chapter  18
17 Pages

That Global Feeling: Sexual Subjectivities and Imagined Geographies in Chinese-Language Lesbian Cyberspaces

ByFRAN MARTIN

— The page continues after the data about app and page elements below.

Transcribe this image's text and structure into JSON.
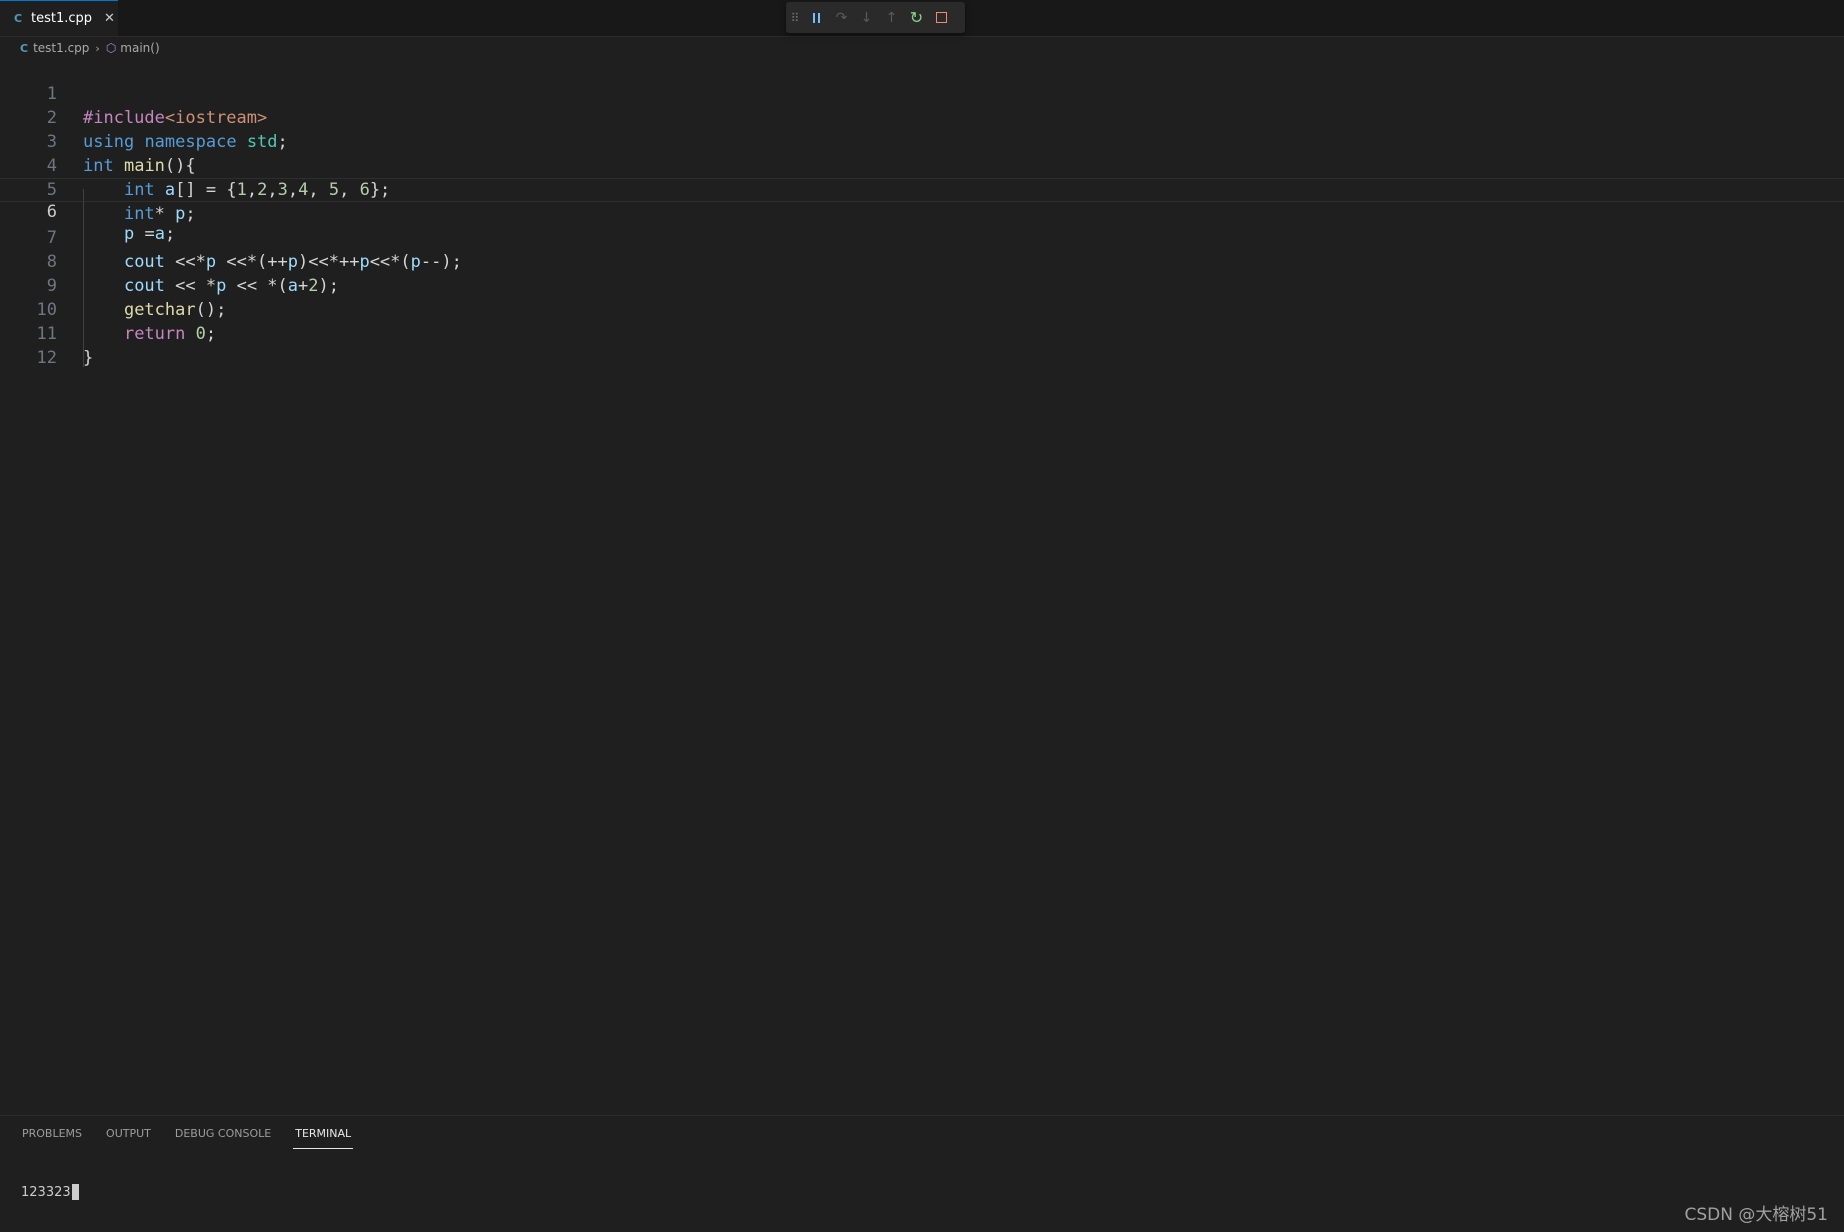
{
  "tab": {
    "label": "test1.cpp",
    "file_icon": "cpp-file-icon",
    "close_glyph": "✕"
  },
  "breadcrumb": {
    "file": "test1.cpp",
    "symbol": "main()"
  },
  "code": {
    "active_line": 6,
    "lines": [
      {
        "num": "1"
      },
      {
        "num": "2"
      },
      {
        "num": "3"
      },
      {
        "num": "4"
      },
      {
        "num": "5"
      },
      {
        "num": "6"
      },
      {
        "num": "7"
      },
      {
        "num": "8"
      },
      {
        "num": "9"
      },
      {
        "num": "10"
      },
      {
        "num": "11"
      },
      {
        "num": "12"
      }
    ],
    "tokens": {
      "l1_include": "#include",
      "l1_header": "<iostream>",
      "l2_using": "using",
      "l2_namespace": "namespace",
      "l2_std": "std",
      "l2_semi": ";",
      "l3_int": "int",
      "l3_main": "main",
      "l3_rest": "(){",
      "l4_int": "int",
      "l4_a": "a",
      "l4_brackets": "[] = {",
      "l4_n1": "1",
      "l4_n2": "2",
      "l4_n3": "3",
      "l4_n4": "4",
      "l4_n5": "5",
      "l4_n6": "6",
      "l4_end": "};",
      "l5_int": "int",
      "l5_star": "* ",
      "l5_p": "p",
      "l5_semi": ";",
      "l6_p": "p",
      "l6_eq": " =",
      "l6_a": "a",
      "l6_semi": ";",
      "l7_cout": "cout",
      "l7_op1": " <<*",
      "l7_p1": "p",
      "l7_op2": " <<*(++",
      "l7_p2": "p",
      "l7_op3": ")<<*++",
      "l7_p3": "p",
      "l7_op4": "<<*(",
      "l7_p4": "p",
      "l7_op5": "--);",
      "l8_cout": "cout",
      "l8_op1": " << *",
      "l8_p": "p",
      "l8_op2": " << *(",
      "l8_a": "a",
      "l8_plus": "+",
      "l8_two": "2",
      "l8_end": ");",
      "l9_getchar": "getchar",
      "l9_end": "();",
      "l10_return": "return",
      "l10_zero": "0",
      "l10_semi": ";",
      "l11_close": "}"
    }
  },
  "debug_toolbar": {
    "icons": [
      "grip-icon",
      "pause-icon",
      "step-over-icon",
      "step-into-icon",
      "step-out-icon",
      "restart-icon",
      "stop-icon"
    ]
  },
  "panel": {
    "tabs": [
      "PROBLEMS",
      "OUTPUT",
      "DEBUG CONSOLE",
      "TERMINAL"
    ],
    "active_tab": "TERMINAL",
    "terminal_output": "123323"
  },
  "watermark": "CSDN @大榕树51",
  "colors": {
    "editor_bg": "#1f1f1f",
    "keyword_purple": "#c586c0",
    "keyword_blue": "#569cd6",
    "string": "#ce9178",
    "type": "#4ec9b0",
    "function": "#dcdcaa",
    "variable": "#9cdcfe",
    "number": "#b5cea8",
    "accent": "#0078d4"
  }
}
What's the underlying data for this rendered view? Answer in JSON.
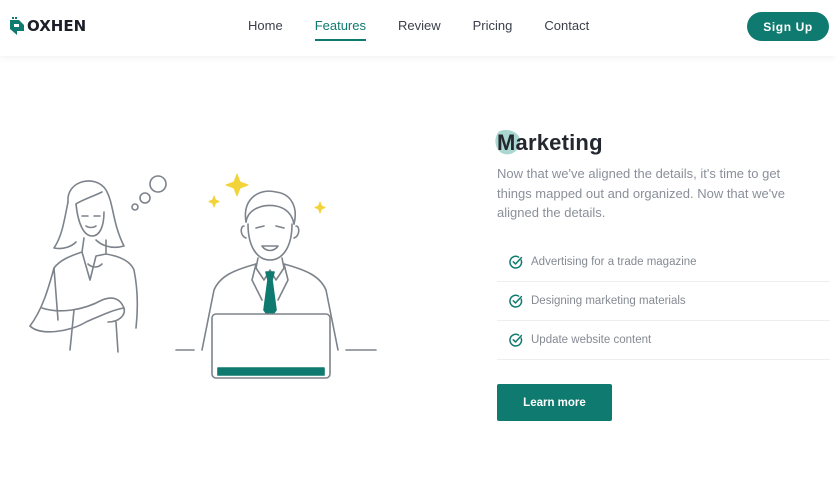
{
  "brand": {
    "name": "OXHEN",
    "accent": "#0f7a6f"
  },
  "nav": {
    "items": [
      {
        "label": "Home",
        "active": false
      },
      {
        "label": "Features",
        "active": true
      },
      {
        "label": "Review",
        "active": false
      },
      {
        "label": "Pricing",
        "active": false
      },
      {
        "label": "Contact",
        "active": false
      }
    ],
    "signup_label": "Sign Up"
  },
  "hero": {
    "illustration": "two-people-at-laptop-illustration",
    "title": "Marketing",
    "description": "Now that we've aligned the details, it's time to get things mapped out and organized. Now that we've aligned the details.",
    "features": [
      {
        "label": "Advertising for a trade magazine",
        "icon": "check-circle-icon"
      },
      {
        "label": "Designing marketing materials",
        "icon": "check-circle-icon"
      },
      {
        "label": "Update website content",
        "icon": "check-circle-icon"
      }
    ],
    "cta_label": "Learn more"
  }
}
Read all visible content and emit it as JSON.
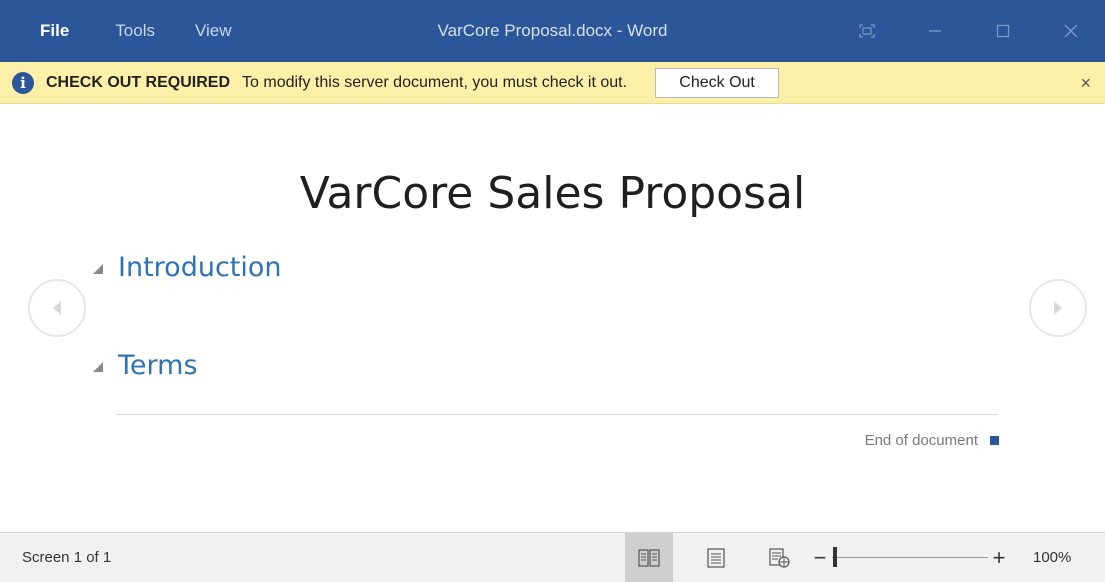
{
  "window": {
    "title": "VarCore Proposal.docx - Word",
    "menu": [
      "File",
      "Tools",
      "View"
    ]
  },
  "message_bar": {
    "title": "CHECK OUT REQUIRED",
    "text": "To modify this server document, you must check it out.",
    "button_label": "Check Out",
    "close_glyph": "×"
  },
  "document": {
    "heading": "VarCore Sales Proposal",
    "sections": [
      "Introduction",
      "Terms"
    ],
    "end_text": "End of document"
  },
  "status_bar": {
    "page_info": "Screen 1 of 1",
    "zoom_minus": "−",
    "zoom_plus": "+",
    "zoom_level": "100%",
    "zoom_fraction": 0.02
  },
  "colors": {
    "title_bar": "#2b579a",
    "message_bar": "#fcf0a8",
    "section_heading": "#2e74b5",
    "status_bar": "#f1f1f1"
  },
  "icons": {
    "info": "info-icon",
    "restore_down": "fullscreen-icon",
    "minimize": "minimize-icon",
    "maximize": "maximize-icon",
    "close": "close-icon",
    "previous": "chevron-left-icon",
    "next": "chevron-right-icon",
    "read_mode": "read-mode-icon",
    "print_layout": "print-layout-icon",
    "web_layout": "web-layout-icon"
  }
}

This chapter arises from an Internet-based survey of users of Chineselanguage lesbian websites conducted between 2003 and 2004.1 Lesbianthemed websites in Chinese-character formats have blossomed since the mid-1990s, and present varying degrees of complexity, incorporating some or all of chat rooms; guest books; news updates; bulletin board systems; celebrity gossip columns; news on local political and community events; personal ads; advice columns; blogs; Internet fi ction; poetry and artwork archives; lesbian-themed fi lms, comics, music, and TV programs available for download; and so on. The fi rst such sites appeared in Taiwan (and to a lesser extent, Hong Kong) beginning around 1995, and a more recent wave was set up on mainland Chinese servers from the late 1990s.2 Taken together, this group of sites constitutes a signifi cant new area of Internet culture. As well as making antihomophobic information on homosexuality to contest the stigmatizing medical accounts still dominant in mainstream print media in some parts of the Chinese-speaking world (especially nonmetropolitan areas in mainland China) freely available, the new Internet culture makes up a substantial, lively, and expanding Chinese-language electronic network potentially linking women of diverse social backgrounds who are widely geographically dispersed. Given the potential for transnational linkage apparent in these relatively recent developments, the aim of my survey was to investigate whether these developments are producing new kinds of “minor transnationalism” and “virtual community,” linking women across the region and the globe on the twin bases of sexual (lesbian) and cultural/ethnic (Chinese) identifi cation.3 On a more conceptual level, the survey aimed to produce a kind of sketch-map of how experiences of sexual identifi cation intersected with the ways in which the users of these sites imagined their own geocultural place in the world.